# [THE TASK]
Pull out every line below containing the word "double".

# [EXCERPTED RECORDS]
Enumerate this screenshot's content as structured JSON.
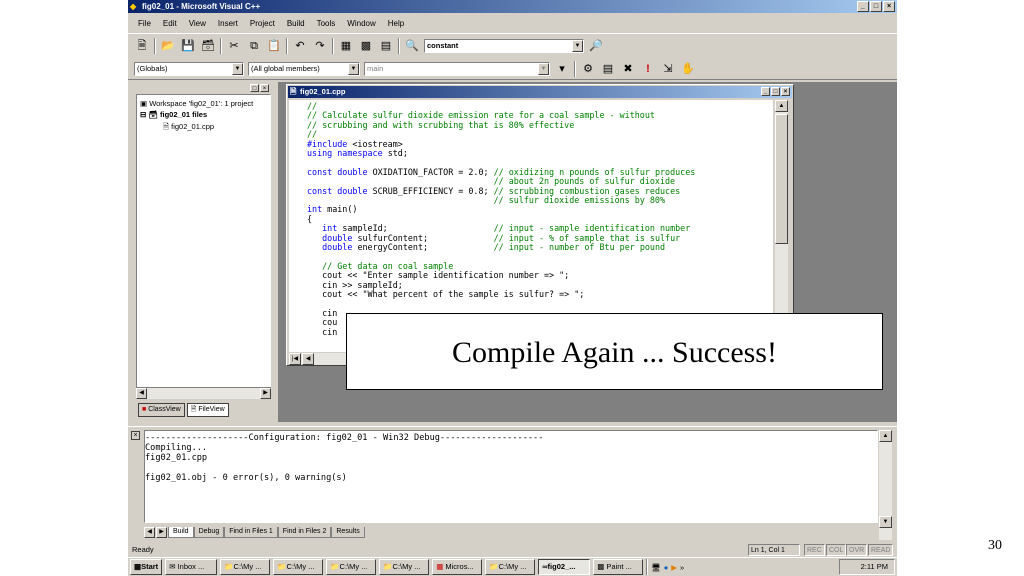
{
  "window": {
    "title": "fig02_01 - Microsoft Visual C++",
    "minimize": "_",
    "maximize": "□",
    "close": "×"
  },
  "menu": [
    "File",
    "Edit",
    "View",
    "Insert",
    "Project",
    "Build",
    "Tools",
    "Window",
    "Help"
  ],
  "toolbar": {
    "find_combo": "constant"
  },
  "wizardbar": {
    "class_combo": "(Globals)",
    "filter_combo": "(All global members)",
    "member_combo": "main"
  },
  "workspace": {
    "root": "Workspace 'fig02_01': 1 project",
    "project": "fig02_01 files",
    "file": "fig02_01.cpp",
    "tabs": [
      "ClassView",
      "FileView"
    ]
  },
  "editor": {
    "title": "fig02_01.cpp",
    "code_lines": [
      "//",
      "// Calculate sulfur dioxide emission rate for a coal sample - without",
      "// scrubbing and with scrubbing that is 80% effective",
      "//",
      "#include <iostream>",
      "using namespace std;",
      "",
      "const double OXIDATION_FACTOR = 2.0; // oxidizing n pounds of sulfur produces",
      "                                     // about 2n pounds of sulfur dioxide",
      "const double SCRUB_EFFICIENCY = 0.8; // scrubbing combustion gases reduces",
      "                                     // sulfur dioxide emissions by 80%",
      "int main()",
      "{",
      "   int sampleId;                     // input - sample identification number",
      "   double sulfurContent;             // input - % of sample that is sulfur",
      "   double energyContent;             // input - number of Btu per pound",
      "",
      "   // Get data on coal sample",
      "   cout << \"Enter sample identification number => \";",
      "   cin >> sampleId;",
      "   cout << \"What percent of the sample is sulfur? => \";",
      "",
      "   cin",
      "   cou",
      "   cin"
    ]
  },
  "overlay": {
    "message": "Compile Again ... Success!"
  },
  "output": {
    "lines": [
      "--------------------Configuration: fig02_01 - Win32 Debug--------------------",
      "Compiling...",
      "fig02_01.cpp",
      "",
      "fig02_01.obj - 0 error(s), 0 warning(s)"
    ],
    "tabs": [
      "Build",
      "Debug",
      "Find in Files 1",
      "Find in Files 2",
      "Results"
    ]
  },
  "status": {
    "ready": "Ready",
    "position": "Ln 1, Col 1",
    "indicators": [
      "REC",
      "COL",
      "OVR",
      "READ"
    ]
  },
  "taskbar": {
    "start": "Start",
    "buttons": [
      "Inbox ...",
      "C:\\My ...",
      "C:\\My ...",
      "C:\\My ...",
      "C:\\My ...",
      "Micros...",
      "C:\\My ...",
      "fig02_...",
      "Paint ..."
    ],
    "clock": "2:11 PM"
  },
  "slide": {
    "page_number": "30"
  }
}
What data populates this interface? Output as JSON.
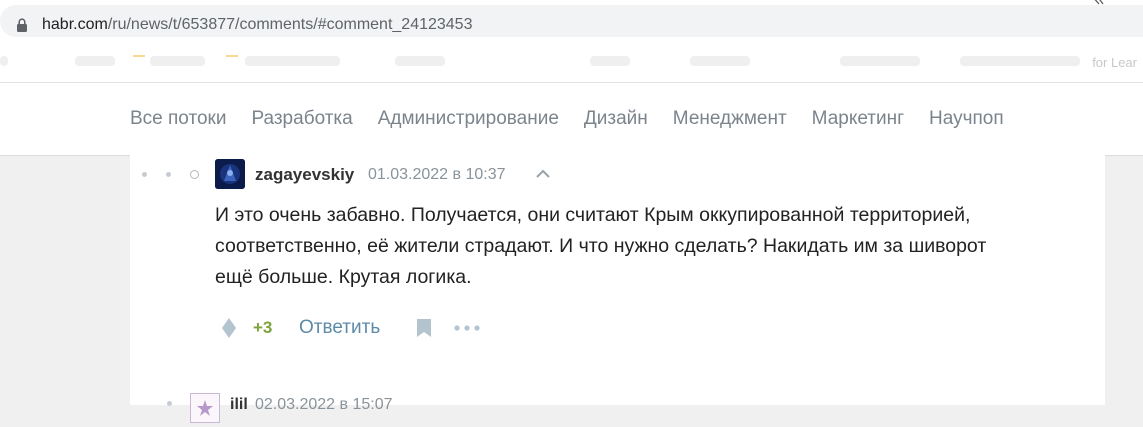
{
  "browser": {
    "url_host": "habr.com",
    "url_path": "/ru/news/t/653877/comments/#comment_24123453",
    "bookmarks_trailing_text": "for Lear"
  },
  "nav": {
    "items": [
      {
        "label": "Все потоки"
      },
      {
        "label": "Разработка"
      },
      {
        "label": "Администрирование"
      },
      {
        "label": "Дизайн"
      },
      {
        "label": "Менеджмент"
      },
      {
        "label": "Маркетинг"
      },
      {
        "label": "Научпоп"
      }
    ]
  },
  "comment": {
    "username": "zagayevskiy",
    "timestamp": "01.03.2022 в 10:37",
    "lines": [
      "И это очень забавно. Получается, они считают Крым оккупированной территорией,",
      "соответственно, её жители страдают. И что нужно сделать? Накидать им за шиворот",
      "ещё больше. Крутая логика."
    ],
    "score": "+3",
    "reply_label": "Ответить"
  },
  "next_comment": {
    "username": "ilil",
    "timestamp": "02.03.2022 в 15:07"
  },
  "colors": {
    "nav_text": "#7b848c",
    "score": "#7ba33a",
    "reply_link": "#5e8aa8",
    "page_bg": "#f0f0f0"
  }
}
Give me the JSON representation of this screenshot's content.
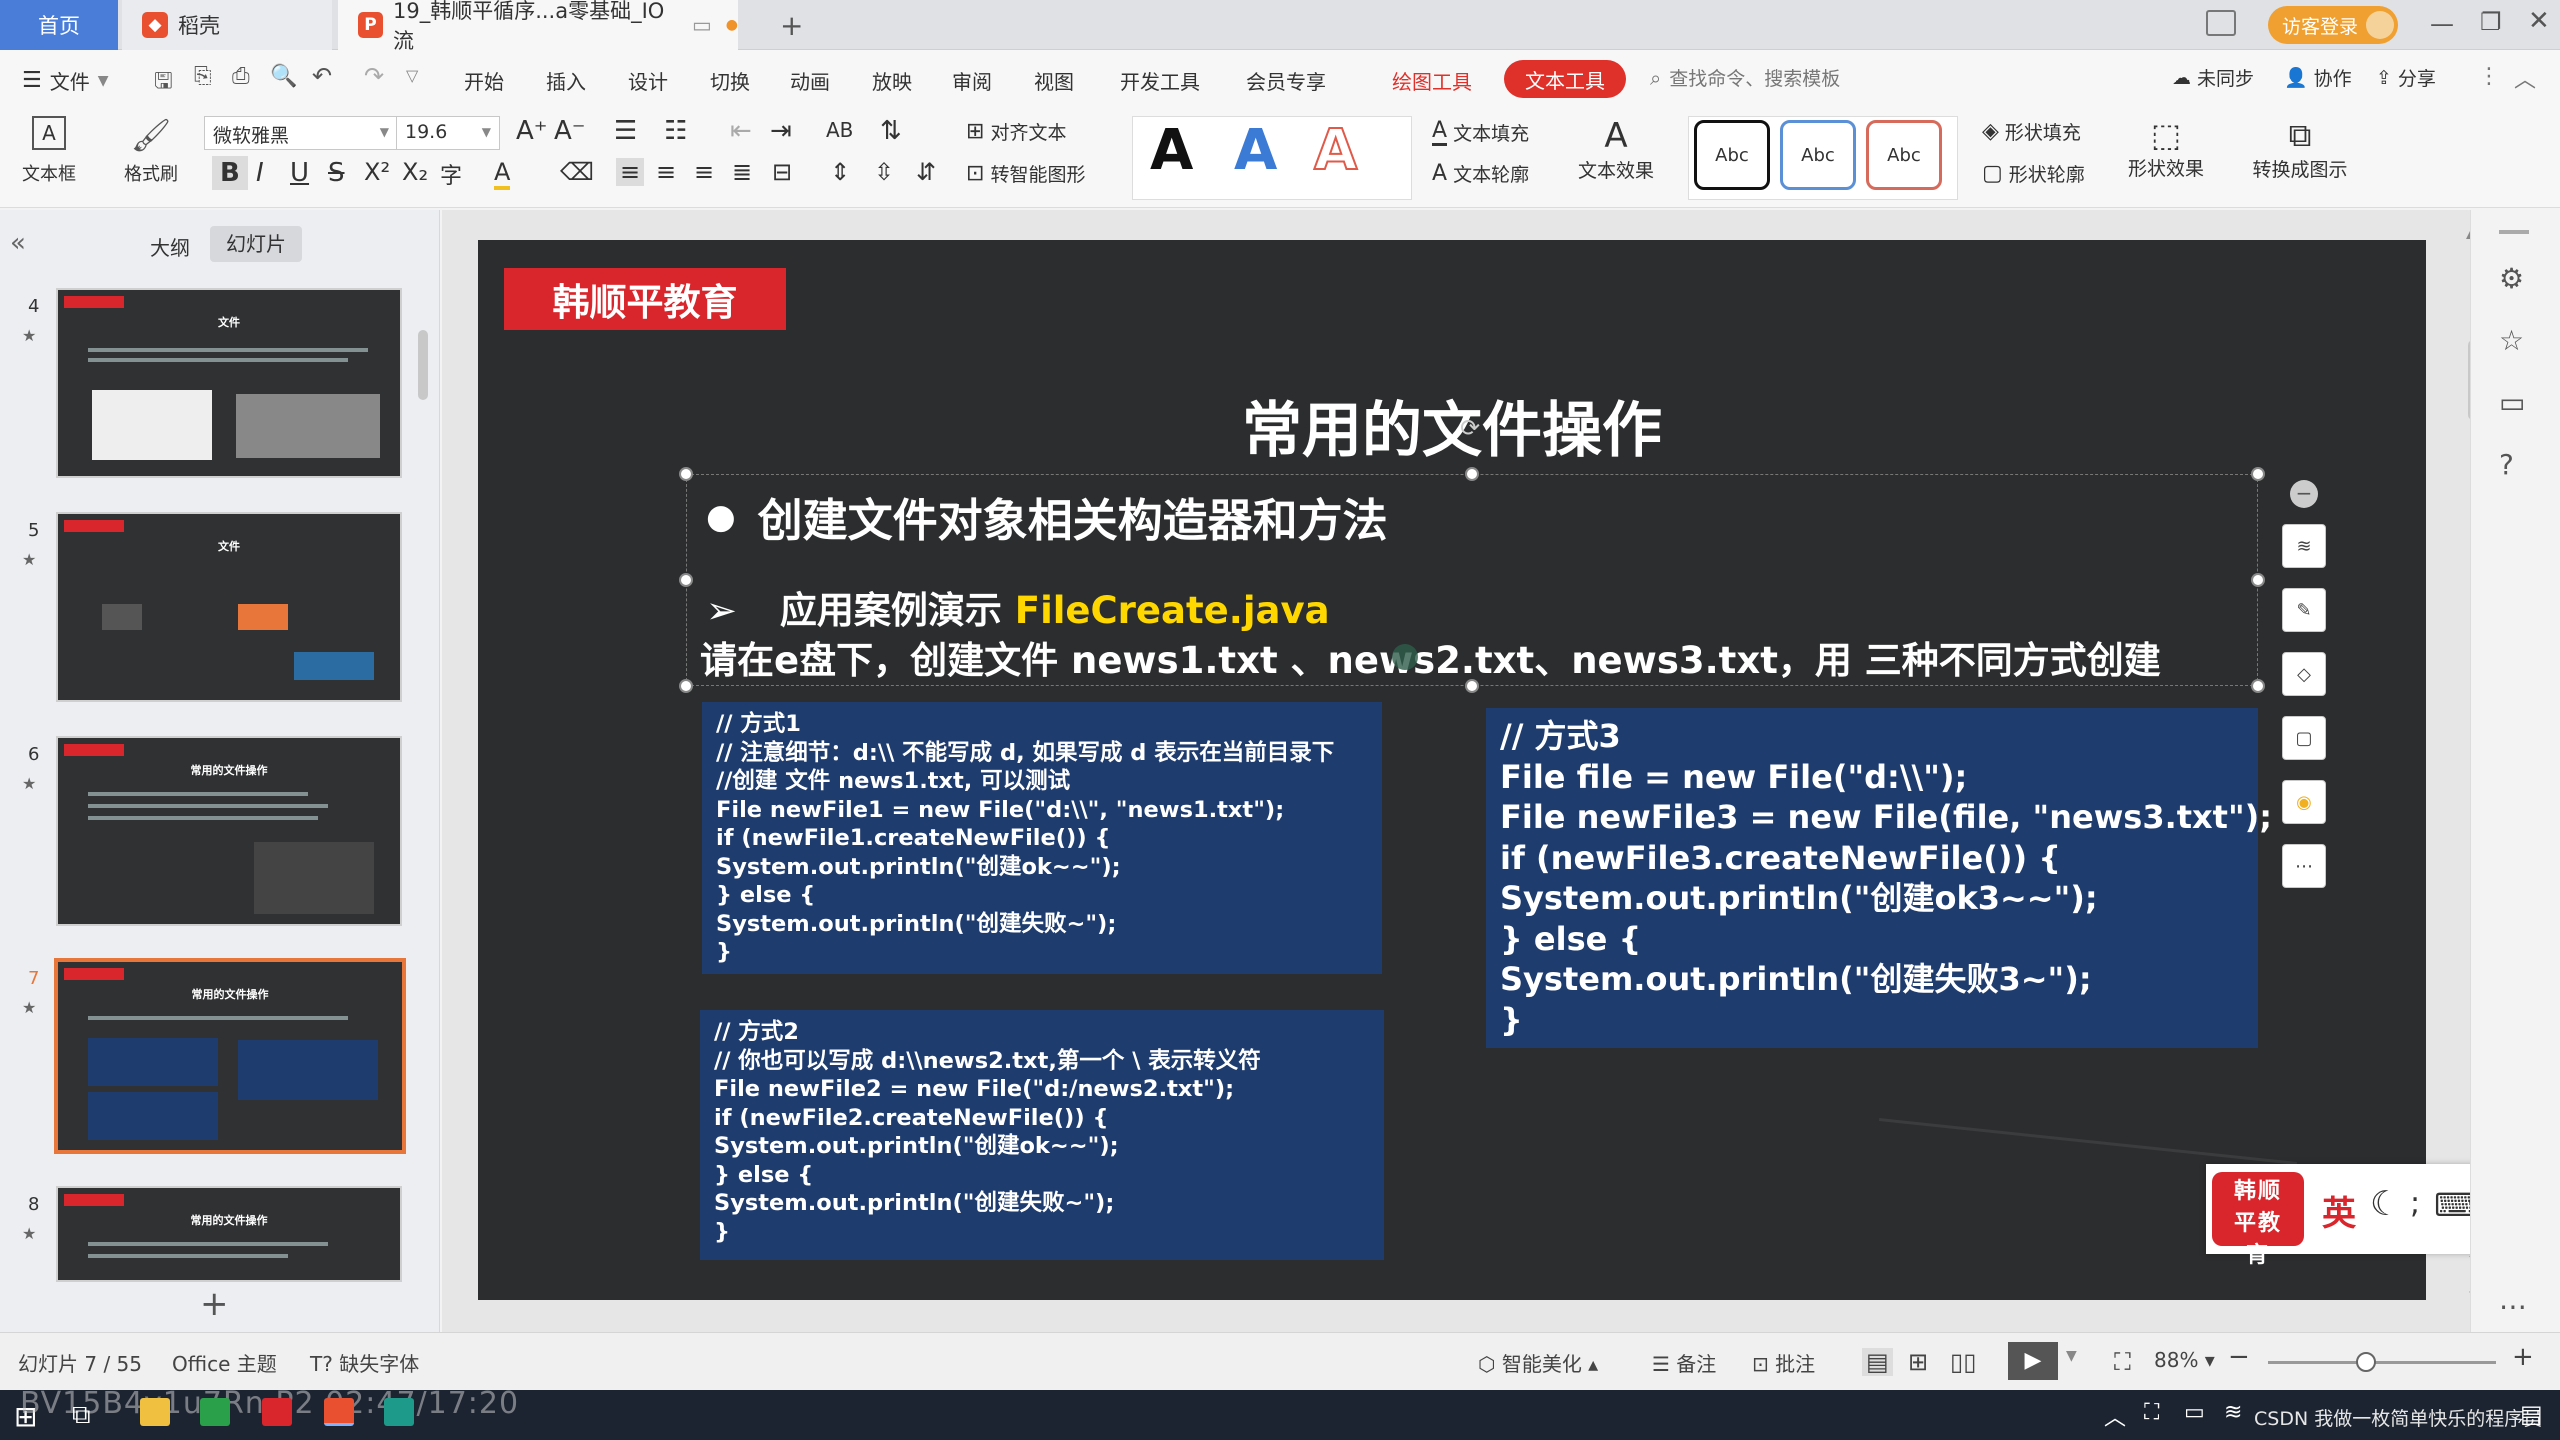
{
  "tabs": {
    "home": "首页",
    "docer": "稻壳",
    "doc": "19_韩顺平循序...a零基础_IO流",
    "add": "+"
  },
  "titlebar": {
    "login": "访客登录"
  },
  "menu": {
    "file": "文件",
    "items": [
      "开始",
      "插入",
      "设计",
      "切换",
      "动画",
      "放映",
      "审阅",
      "视图",
      "开发工具",
      "会员专享"
    ],
    "draw_tools": "绘图工具",
    "text_tools": "文本工具",
    "search": "查找命令、搜索模板",
    "sync": "未同步",
    "collab": "协作",
    "share": "分享"
  },
  "ribbon": {
    "textbox": "文本框",
    "format_painter": "格式刷",
    "font": "微软雅黑",
    "size": "19.6",
    "align_text": "对齐文本",
    "smart_shape": "转智能图形",
    "text_fill": "文本填充",
    "text_outline": "文本轮廓",
    "text_effect": "文本效果",
    "abc": "Abc",
    "shape_fill": "形状填充",
    "shape_outline": "形状轮廓",
    "shape_effect": "形状效果",
    "convert_diagram": "转换成图示",
    "big_a": "A"
  },
  "leftpanel": {
    "outline_tab": "大纲",
    "slides_tab": "幻灯片",
    "add": "+",
    "thumbs": [
      {
        "num": "4",
        "title": "文件"
      },
      {
        "num": "5",
        "title": "文件"
      },
      {
        "num": "6",
        "title": "常用的文件操作"
      },
      {
        "num": "7",
        "title": "常用的文件操作"
      },
      {
        "num": "8",
        "title": "常用的文件操作"
      }
    ]
  },
  "slide": {
    "logo": "韩顺平教育",
    "title": "常用的文件操作",
    "bullet1": "创建文件对象相关构造器和方法",
    "sub_prefix": "应用案例演示 ",
    "sub_file": "FileCreate.java",
    "task": "请在e盘下，创建文件 news1.txt 、news2.txt、news3.txt，用 三种不同方式创建",
    "code1": [
      "// 方式1",
      "// 注意细节：d:\\\\ 不能写成 d, 如果写成 d 表示在当前目录下",
      "//创建 文件 news1.txt, 可以测试",
      "File newFile1 = new File(\"d:\\\\\", \"news1.txt\");",
      "if (newFile1.createNewFile()) {",
      "System.out.println(\"创建ok~~\");",
      "} else {",
      "System.out.println(\"创建失败~\");",
      "}"
    ],
    "code2": [
      "// 方式2",
      "// 你也可以写成 d:\\\\news2.txt,第一个 \\ 表示转义符",
      "File newFile2 = new File(\"d:/news2.txt\");",
      "if (newFile2.createNewFile()) {",
      "System.out.println(\"创建ok~~\");",
      "} else {",
      "System.out.println(\"创建失败~\");",
      "}"
    ],
    "code3": [
      "// 方式3",
      "File file = new File(\"d:\\\\\");",
      "File newFile3 = new File(file, \"news3.txt\");",
      "if (newFile3.createNewFile()) {",
      "System.out.println(\"创建ok3~~\");",
      "} else {",
      "System.out.println(\"创建失败3~\");",
      "}"
    ]
  },
  "ime": {
    "brand": "韩顺平教育",
    "lang": "英"
  },
  "status": {
    "slide_count": "幻灯片 7 / 55",
    "theme": "Office 主题",
    "missing_font": "缺失字体",
    "beautify": "智能美化",
    "notes": "备注",
    "comment": "批注",
    "zoom": "88%"
  },
  "taskbar": {
    "watermark": "BV15B4y1u7Rn P2 02:47/17:20",
    "csdn": "CSDN 我做一枚简单快乐的程序员"
  },
  "colors": {
    "accent_red": "#e0302a",
    "code_bg": "#1f3c6e",
    "slide_bg": "#2b2d2e",
    "highlight_yellow": "#ffd700"
  }
}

# [EXERCISE ANSWER]
      "const double OXIDATION_FACTOR = 2.0; // oxidizing n pounds of sulfur produces",
      "const double SCRUB_EFFICIENCY = 0.8; // scrubbing combustion gases reduces",
      "   double sulfurContent;             // input - % of sample that is sulfur",
      "   double energyContent;             // input - number of Btu per pound",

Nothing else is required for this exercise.